CityCenter general contractor Perini Building Co. says Clark County officials allowed MGM Resorts International to "evade its responsibilities relating to the design defects" at the troubled Harmon Tower.
In a letter sent Friday to Clark County Building Department Director Ron Lynn that was copied to all seven county commissioners, Perini President Craig Shaw said it does not believe MGM Resorts should be allowed to demolish the unfinished building.
Shaw reiterated that the company, along with structural engineer John A. Martin & Associates, could repair and make the Harmon code compliant.
"These repairs can be designed, permitted and completed in a far shorter period of time than MGM claims is needed just to evaluate the building," Shaw wrote.
In addition, Perini noted that building department Principal Engineer Scott Telford asked MGM Resorts in February to correct "major deficiencies" at the Harmon. In an email to other building officials on Feb. 9, Telford advised that if the repairs weren't completed, the county "should revoke all (temporary certificates of occupancy) associated with the Harmon podium."

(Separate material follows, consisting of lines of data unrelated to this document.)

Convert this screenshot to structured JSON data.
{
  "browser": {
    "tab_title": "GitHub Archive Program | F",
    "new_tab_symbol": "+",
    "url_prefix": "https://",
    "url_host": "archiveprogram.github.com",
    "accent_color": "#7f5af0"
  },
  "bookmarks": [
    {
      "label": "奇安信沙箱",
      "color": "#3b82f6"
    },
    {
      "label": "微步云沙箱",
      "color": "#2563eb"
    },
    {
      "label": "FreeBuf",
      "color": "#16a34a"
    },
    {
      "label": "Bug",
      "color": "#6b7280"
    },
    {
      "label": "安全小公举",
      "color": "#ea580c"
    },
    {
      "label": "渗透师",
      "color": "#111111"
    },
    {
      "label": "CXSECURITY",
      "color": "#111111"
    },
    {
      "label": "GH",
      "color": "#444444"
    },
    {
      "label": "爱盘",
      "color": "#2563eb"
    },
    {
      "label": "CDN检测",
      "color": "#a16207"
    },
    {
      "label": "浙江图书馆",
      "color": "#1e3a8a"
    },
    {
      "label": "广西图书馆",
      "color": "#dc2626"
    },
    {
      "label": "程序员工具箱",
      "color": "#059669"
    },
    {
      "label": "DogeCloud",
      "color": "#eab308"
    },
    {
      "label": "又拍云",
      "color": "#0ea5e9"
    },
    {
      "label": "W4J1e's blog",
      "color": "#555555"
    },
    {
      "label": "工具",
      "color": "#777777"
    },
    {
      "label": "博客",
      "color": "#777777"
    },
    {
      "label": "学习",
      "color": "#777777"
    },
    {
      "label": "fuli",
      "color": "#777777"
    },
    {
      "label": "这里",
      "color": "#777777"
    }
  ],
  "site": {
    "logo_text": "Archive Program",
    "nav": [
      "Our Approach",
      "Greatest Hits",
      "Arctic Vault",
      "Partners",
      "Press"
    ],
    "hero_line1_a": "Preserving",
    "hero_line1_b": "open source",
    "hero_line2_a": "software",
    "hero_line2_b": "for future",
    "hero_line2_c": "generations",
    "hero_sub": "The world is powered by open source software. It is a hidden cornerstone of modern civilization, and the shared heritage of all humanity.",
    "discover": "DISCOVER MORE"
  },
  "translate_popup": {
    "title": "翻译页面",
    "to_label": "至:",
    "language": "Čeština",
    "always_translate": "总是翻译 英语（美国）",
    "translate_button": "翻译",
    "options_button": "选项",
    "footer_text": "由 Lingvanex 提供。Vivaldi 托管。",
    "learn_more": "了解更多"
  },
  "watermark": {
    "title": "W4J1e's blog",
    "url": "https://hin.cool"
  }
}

Shaw said the building department "has inexplicably done nothing" to require MGM Resorts to make any repairs spelled in a report on the tower completed by structural engineering firm Walter P. Moore, which studied it for the county.
Officials from Clark County on Monday declined comment on the Perini letter.
MGM Resorts told the county on Aug. 15 that the empty Harmon, which was to have been a luxury hotel and condominium tower anchoring the north end of the $8.5 billion CityCenter development, is structurally unsound, cannot be fixed, and must be imploded.
MGM Resorts said the building is a potential hazard that could collapse in a major earthquake.
The building's future is tied up in litigation. The Harmon is the subject of a construction defect lawsuit between CityCenter developer and operator MGM Resorts and Perini. The case is currently on hold while the Nevada Supreme Court decides several technical issues.
Even if the county signs off on the implosion, a district judge would have to agree to let the demolition go forward.
Shaw disputed MGM Resorts ' claims the building has uncorrectable structural issues. He said the Harmon's "substantial design defects" could be fixed at a nominal cost in comparison to the expense of implosion.
"Demolition of the Harmon would perpetrate a $300 million-plus waste, create a public blight and a far greater risk to public safety than the implementation of the straightforward repair Perini is proposing," Shaw said.
Shaw, who first offered to have Perini repair the Harmon in July, said the company and its structural engineer have already developed preliminary plans to answer any deficiencies, and could provide details within three months.
Perini also asked Clark County to be included in an upcoming meeting between building department officials, MGM Resorts executives, and a representative of the structural engineering firm that studied the building.
An assistant to Shaw said he wouldn't comment in light of the pending lawsuit.
MGM Resorts declined comment on the Perini letter.
Construction on the 27-story tower, which was originally planned for 47 floors, was halted in 2009 after building inspectors found it did not match plans submitted to the county. The construction issues involved improperly placed steel reinforcing bar, or rebar.
CityCenter opened in December 2009, but the Harmon was never finished and its blue-glass facade is essentially used as a billboard by CityCenter.